WHAT YOU HAVE TO DO » If a line below contains "logout", count it; then state how many such lines there are, and nothing else.

EXTRACTED MATERIAL »

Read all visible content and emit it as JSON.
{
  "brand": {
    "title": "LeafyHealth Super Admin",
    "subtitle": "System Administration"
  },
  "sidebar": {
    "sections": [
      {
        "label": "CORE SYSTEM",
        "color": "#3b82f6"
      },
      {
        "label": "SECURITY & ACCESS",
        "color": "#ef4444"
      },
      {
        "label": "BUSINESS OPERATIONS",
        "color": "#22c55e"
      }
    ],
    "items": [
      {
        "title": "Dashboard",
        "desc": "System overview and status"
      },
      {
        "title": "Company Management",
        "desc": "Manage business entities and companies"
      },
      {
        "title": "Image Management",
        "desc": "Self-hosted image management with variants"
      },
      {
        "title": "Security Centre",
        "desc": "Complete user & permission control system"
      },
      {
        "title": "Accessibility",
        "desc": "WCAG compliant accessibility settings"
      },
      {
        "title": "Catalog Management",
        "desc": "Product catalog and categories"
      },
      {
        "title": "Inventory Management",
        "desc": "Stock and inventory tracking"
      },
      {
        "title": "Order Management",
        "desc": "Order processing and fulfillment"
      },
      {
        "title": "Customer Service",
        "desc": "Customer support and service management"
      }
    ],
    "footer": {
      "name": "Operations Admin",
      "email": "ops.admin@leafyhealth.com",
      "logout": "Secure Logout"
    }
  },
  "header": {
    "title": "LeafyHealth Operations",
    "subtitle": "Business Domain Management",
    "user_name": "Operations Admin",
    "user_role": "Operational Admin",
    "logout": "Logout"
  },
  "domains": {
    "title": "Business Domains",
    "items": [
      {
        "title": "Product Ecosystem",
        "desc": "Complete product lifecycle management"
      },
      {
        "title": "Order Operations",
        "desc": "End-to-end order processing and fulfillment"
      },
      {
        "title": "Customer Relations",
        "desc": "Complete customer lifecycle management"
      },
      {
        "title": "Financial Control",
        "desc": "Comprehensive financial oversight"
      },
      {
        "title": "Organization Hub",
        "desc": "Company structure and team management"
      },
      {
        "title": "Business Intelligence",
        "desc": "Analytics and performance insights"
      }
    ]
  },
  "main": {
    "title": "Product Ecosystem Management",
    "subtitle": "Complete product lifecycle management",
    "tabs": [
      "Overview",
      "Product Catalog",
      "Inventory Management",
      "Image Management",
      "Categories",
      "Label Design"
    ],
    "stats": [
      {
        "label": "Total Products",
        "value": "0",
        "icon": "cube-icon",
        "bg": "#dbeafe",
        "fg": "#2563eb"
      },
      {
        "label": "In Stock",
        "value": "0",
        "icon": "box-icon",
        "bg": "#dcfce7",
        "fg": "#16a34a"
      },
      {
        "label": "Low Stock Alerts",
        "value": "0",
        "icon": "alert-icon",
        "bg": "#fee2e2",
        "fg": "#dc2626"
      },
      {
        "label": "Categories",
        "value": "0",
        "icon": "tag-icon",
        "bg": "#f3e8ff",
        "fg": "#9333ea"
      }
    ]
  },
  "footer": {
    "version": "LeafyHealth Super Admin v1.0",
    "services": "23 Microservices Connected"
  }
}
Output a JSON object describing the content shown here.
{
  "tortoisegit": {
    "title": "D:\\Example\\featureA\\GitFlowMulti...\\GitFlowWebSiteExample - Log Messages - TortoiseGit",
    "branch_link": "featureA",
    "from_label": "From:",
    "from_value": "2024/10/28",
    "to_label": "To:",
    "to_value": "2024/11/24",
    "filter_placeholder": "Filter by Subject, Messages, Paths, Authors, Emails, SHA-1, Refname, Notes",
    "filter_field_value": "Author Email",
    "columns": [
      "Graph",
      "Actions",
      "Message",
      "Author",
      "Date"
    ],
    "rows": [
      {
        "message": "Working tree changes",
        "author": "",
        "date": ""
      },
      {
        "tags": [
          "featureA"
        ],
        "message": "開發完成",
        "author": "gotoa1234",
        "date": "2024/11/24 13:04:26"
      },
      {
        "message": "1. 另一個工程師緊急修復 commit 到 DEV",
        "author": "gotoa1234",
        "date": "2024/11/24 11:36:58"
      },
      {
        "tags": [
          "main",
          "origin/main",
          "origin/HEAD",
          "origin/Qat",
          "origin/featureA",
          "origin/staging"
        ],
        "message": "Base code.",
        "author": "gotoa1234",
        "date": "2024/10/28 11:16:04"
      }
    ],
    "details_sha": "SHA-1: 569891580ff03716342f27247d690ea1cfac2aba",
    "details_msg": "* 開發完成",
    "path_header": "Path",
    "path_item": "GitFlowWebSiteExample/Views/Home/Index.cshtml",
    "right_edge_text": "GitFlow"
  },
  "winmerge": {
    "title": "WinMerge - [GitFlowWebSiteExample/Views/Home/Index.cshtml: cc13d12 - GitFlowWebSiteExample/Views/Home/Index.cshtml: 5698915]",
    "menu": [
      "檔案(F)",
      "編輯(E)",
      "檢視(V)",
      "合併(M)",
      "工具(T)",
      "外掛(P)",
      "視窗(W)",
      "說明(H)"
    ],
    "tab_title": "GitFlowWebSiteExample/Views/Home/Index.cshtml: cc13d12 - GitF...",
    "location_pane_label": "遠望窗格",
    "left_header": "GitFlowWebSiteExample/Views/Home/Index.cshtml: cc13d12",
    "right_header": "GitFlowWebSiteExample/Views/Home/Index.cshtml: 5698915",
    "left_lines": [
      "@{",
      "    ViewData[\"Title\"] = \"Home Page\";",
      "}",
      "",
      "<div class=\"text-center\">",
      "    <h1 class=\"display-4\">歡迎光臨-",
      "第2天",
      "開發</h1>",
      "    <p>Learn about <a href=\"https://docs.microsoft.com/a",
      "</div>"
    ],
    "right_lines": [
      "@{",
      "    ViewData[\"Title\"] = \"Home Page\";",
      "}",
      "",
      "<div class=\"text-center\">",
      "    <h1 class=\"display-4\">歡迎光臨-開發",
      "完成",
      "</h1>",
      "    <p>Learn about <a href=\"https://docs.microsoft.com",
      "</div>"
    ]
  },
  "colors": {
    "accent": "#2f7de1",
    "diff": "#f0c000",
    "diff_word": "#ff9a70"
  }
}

RESPONSE AREA » 2